*EXERCISE PROMPT:* A word-for-word copy of the lines from the one holding "What data populates" through the final line of the records below is the only output asked for.

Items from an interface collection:
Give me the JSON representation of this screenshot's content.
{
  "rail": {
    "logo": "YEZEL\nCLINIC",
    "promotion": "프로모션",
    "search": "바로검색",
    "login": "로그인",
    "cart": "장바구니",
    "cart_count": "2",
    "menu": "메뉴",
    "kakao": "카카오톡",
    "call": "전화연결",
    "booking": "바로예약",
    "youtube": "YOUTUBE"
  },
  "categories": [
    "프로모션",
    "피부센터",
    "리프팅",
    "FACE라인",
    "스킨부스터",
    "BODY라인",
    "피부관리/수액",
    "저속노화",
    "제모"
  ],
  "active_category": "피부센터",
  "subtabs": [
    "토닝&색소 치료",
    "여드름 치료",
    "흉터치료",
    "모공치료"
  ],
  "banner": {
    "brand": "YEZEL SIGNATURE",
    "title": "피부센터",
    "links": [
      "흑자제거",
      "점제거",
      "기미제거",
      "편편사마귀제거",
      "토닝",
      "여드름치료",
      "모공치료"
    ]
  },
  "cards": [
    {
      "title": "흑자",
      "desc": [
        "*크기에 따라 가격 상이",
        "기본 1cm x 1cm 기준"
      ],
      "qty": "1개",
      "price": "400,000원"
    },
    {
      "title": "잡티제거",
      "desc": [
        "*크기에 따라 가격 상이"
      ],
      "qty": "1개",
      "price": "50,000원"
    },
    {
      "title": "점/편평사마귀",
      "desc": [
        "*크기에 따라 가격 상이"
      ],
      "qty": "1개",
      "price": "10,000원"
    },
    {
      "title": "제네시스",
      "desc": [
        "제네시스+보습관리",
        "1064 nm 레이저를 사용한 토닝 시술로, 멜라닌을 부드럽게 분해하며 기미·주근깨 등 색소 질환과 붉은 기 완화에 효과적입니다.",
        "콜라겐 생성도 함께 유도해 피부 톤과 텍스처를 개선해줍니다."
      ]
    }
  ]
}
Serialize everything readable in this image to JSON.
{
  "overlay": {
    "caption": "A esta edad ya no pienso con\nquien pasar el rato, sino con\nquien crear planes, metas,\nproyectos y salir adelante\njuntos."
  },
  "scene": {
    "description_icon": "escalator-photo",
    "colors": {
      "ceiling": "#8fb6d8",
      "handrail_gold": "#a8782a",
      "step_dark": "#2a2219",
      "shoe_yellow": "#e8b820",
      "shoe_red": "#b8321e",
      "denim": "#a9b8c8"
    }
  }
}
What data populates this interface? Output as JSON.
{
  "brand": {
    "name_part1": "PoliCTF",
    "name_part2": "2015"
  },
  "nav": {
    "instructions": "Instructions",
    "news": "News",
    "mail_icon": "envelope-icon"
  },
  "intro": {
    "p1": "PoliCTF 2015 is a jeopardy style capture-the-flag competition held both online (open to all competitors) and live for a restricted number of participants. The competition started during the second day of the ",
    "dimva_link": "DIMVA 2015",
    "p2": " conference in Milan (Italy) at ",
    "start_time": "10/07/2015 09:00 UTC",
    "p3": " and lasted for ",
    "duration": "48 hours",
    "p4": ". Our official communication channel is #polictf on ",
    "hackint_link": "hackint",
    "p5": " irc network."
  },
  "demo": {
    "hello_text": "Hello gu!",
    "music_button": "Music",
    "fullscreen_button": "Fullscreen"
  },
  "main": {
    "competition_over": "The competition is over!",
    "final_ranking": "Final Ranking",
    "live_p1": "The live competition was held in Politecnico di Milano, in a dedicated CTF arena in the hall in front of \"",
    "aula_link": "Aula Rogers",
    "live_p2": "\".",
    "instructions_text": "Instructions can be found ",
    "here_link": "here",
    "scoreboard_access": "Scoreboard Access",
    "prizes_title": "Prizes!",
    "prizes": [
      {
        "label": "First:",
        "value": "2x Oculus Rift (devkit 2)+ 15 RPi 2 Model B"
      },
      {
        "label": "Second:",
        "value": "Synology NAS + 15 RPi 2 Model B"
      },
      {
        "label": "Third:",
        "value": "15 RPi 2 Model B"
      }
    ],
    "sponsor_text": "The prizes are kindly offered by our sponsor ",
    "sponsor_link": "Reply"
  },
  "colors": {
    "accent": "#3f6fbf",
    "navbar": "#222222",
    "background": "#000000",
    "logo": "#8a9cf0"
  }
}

*RESULT FOR THIS EXERCISE:*
What data populates this interface? Output as JSON.
{
  "brand": {
    "name_part1": "PoliCTF",
    "name_part2": "2015"
  },
  "nav": {
    "instructions": "Instructions",
    "news": "News",
    "mail_icon": "envelope-icon"
  },
  "intro": {
    "p1": "PoliCTF 2015 is a jeopardy style capture-the-flag competition held both online (open to all competitors) and live for a restricted number of participants. The competition started during the second day of the ",
    "dimva_link": "DIMVA 2015",
    "p2": " conference in Milan (Italy) at ",
    "start_time": "10/07/2015 09:00 UTC",
    "p3": " and lasted for ",
    "duration": "48 hours",
    "p4": ". Our official communication channel is #polictf on ",
    "hackint_link": "hackint",
    "p5": " irc network."
  },
  "demo": {
    "hello_text": "Hello gu!",
    "music_button": "Music",
    "fullscreen_button": "Fullscreen"
  },
  "main": {
    "competition_over": "The competition is over!",
    "final_ranking": "Final Ranking",
    "live_p1": "The live competition was held in Politecnico di Milano, in a dedicated CTF arena in the hall in front of \"",
    "aula_link": "Aula Rogers",
    "live_p2": "\".",
    "instructions_text": "Instructions can be found ",
    "here_link": "here",
    "scoreboard_access": "Scoreboard Access",
    "prizes_title": "Prizes!",
    "prizes": [
      {
        "label": "First:",
        "value": "2x Oculus Rift (devkit 2)+ 15 RPi 2 Model B"
      },
      {
        "label": "Second:",
        "value": "Synology NAS + 15 RPi 2 Model B"
      },
      {
        "label": "Third:",
        "value": "15 RPi 2 Model B"
      }
    ],
    "sponsor_text": "The prizes are kindly offered by our sponsor ",
    "sponsor_link": "Reply"
  },
  "colors": {
    "accent": "#3f6fbf",
    "navbar": "#222222",
    "background": "#000000",
    "logo": "#8a9cf0"
  }
}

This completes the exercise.